» Work to complete
Go through the records and report each line in which the word "value" occurs.

» Data
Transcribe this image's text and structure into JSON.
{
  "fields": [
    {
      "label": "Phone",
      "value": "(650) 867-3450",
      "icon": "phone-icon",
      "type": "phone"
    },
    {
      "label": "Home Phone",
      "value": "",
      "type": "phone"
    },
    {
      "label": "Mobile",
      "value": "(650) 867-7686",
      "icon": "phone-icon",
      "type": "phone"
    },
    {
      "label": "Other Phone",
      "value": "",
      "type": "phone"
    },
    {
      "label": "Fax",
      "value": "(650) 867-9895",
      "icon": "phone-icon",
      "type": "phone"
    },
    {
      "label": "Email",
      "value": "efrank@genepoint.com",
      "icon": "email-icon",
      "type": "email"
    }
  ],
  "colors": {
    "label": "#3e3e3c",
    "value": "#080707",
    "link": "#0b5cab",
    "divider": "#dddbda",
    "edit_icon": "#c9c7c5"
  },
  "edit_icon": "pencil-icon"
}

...

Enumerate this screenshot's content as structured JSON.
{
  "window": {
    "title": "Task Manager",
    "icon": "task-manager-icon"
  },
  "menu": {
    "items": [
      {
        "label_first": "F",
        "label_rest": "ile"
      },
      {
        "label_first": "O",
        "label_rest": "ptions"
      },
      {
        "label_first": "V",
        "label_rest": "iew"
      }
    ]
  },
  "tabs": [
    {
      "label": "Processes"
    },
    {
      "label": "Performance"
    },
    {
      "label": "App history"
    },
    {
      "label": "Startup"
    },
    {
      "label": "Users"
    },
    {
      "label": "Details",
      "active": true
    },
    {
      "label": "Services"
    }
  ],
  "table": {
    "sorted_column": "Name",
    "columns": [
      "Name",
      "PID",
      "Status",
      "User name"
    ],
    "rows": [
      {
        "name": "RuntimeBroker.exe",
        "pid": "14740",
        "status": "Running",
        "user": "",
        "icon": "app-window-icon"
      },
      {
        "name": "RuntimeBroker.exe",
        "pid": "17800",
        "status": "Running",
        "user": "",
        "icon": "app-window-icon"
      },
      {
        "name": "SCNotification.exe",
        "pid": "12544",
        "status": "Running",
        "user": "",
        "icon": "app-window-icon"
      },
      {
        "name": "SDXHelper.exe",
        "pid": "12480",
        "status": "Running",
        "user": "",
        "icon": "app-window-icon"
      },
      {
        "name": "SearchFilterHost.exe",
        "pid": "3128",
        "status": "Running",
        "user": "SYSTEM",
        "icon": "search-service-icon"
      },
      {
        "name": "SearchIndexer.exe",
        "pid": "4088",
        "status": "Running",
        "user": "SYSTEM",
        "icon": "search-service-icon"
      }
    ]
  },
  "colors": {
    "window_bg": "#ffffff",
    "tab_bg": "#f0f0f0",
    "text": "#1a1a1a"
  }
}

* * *

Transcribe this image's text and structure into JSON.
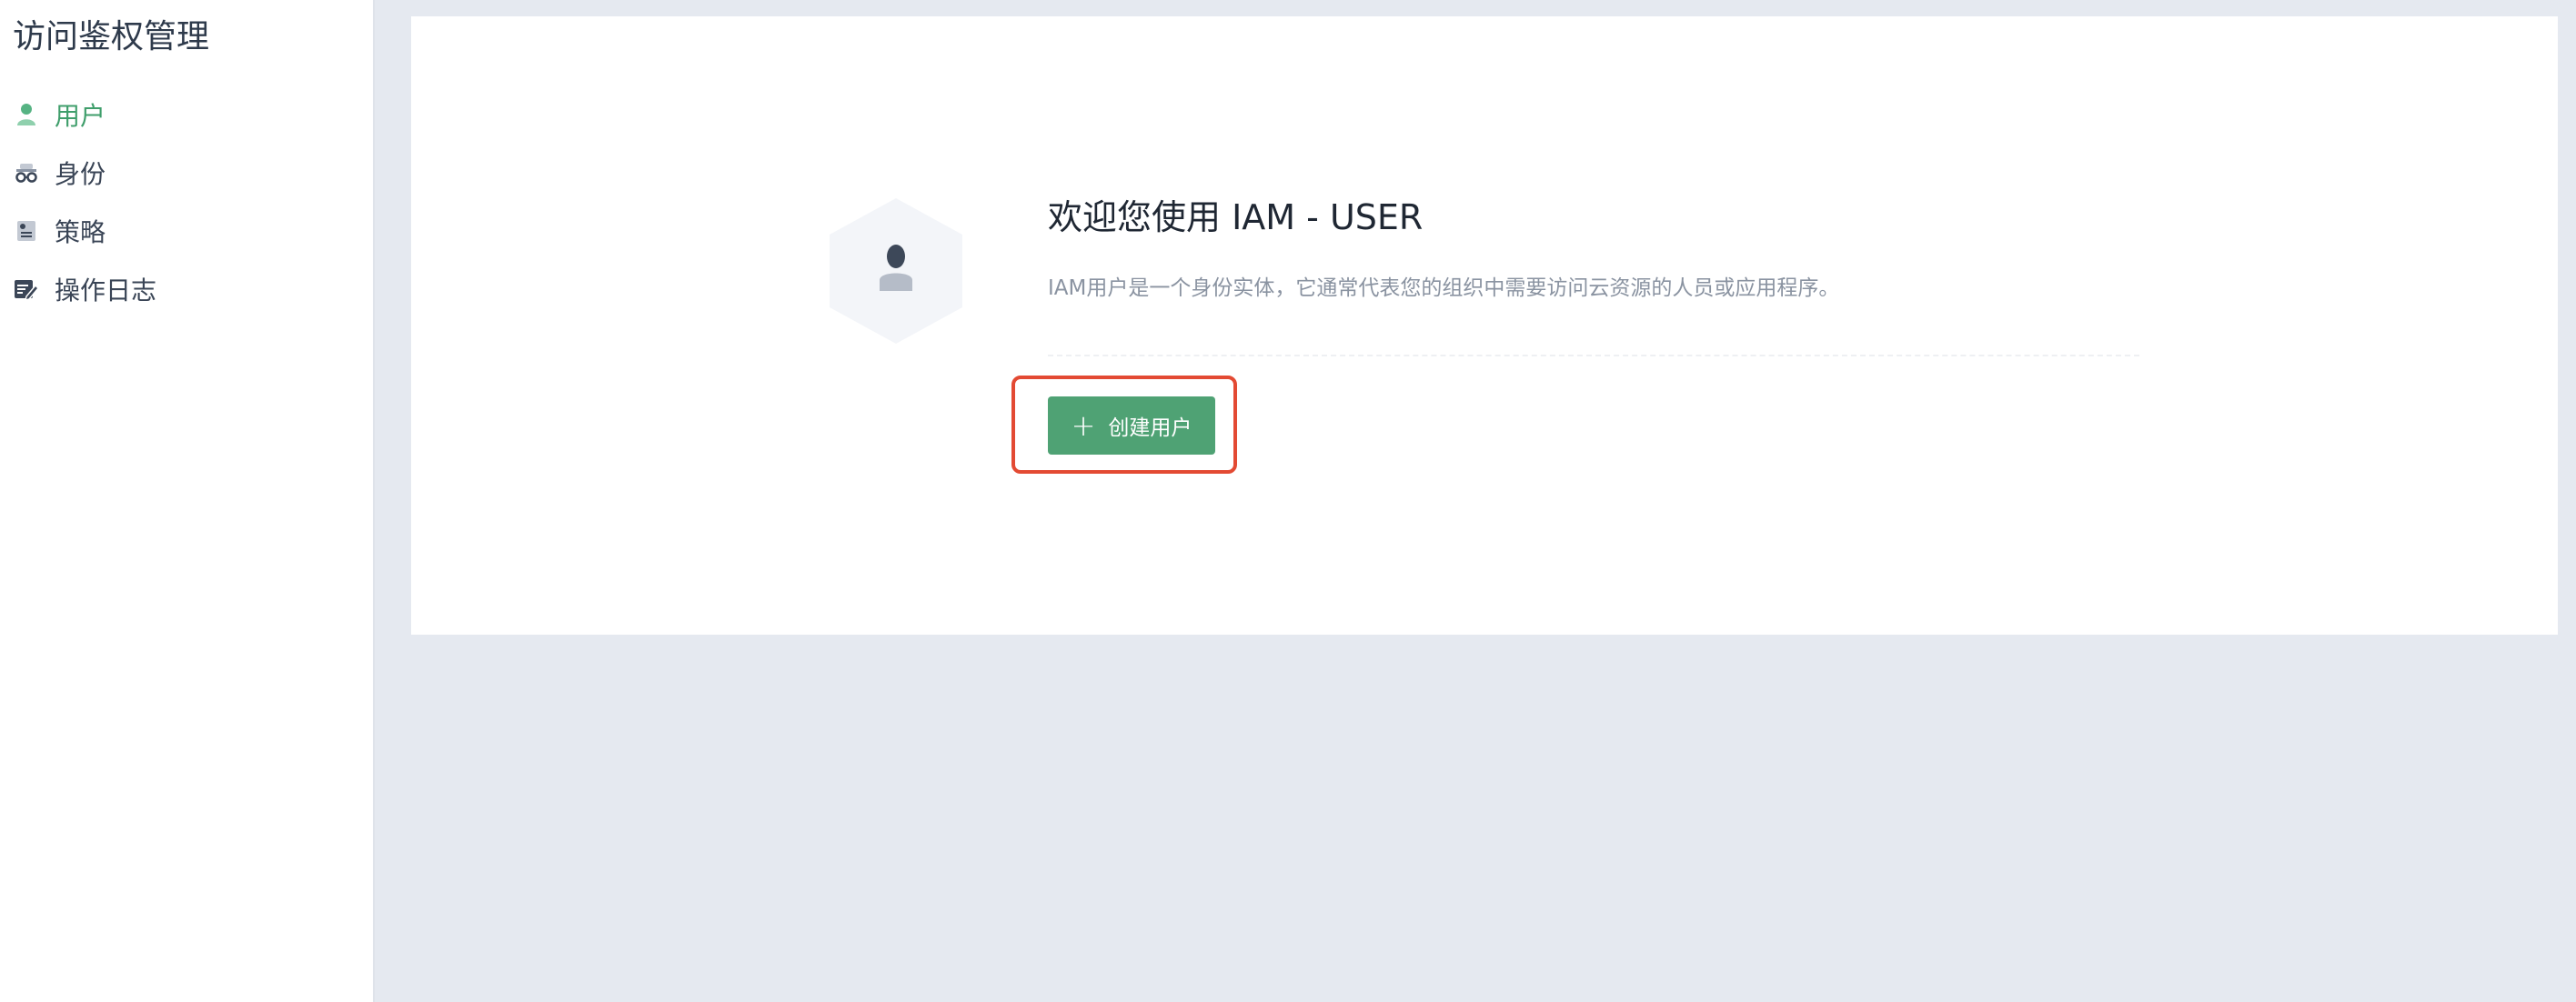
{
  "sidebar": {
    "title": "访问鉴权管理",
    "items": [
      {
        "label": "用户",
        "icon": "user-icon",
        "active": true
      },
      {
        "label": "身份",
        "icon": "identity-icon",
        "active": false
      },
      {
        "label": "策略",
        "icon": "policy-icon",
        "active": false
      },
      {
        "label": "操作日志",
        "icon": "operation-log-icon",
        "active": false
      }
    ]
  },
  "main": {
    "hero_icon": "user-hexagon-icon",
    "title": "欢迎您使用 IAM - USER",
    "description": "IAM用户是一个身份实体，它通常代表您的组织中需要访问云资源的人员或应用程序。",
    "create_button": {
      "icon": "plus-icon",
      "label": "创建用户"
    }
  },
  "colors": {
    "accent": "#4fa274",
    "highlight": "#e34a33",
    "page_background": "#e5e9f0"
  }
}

» Response
      "value": "(650) 867-3450",
      "value": "",
      "value": "(650) 867-7686",
      "value": "",
      "value": "(650) 867-9895",
      "value": "efrank@genepoint.com",
    "value": "#080707",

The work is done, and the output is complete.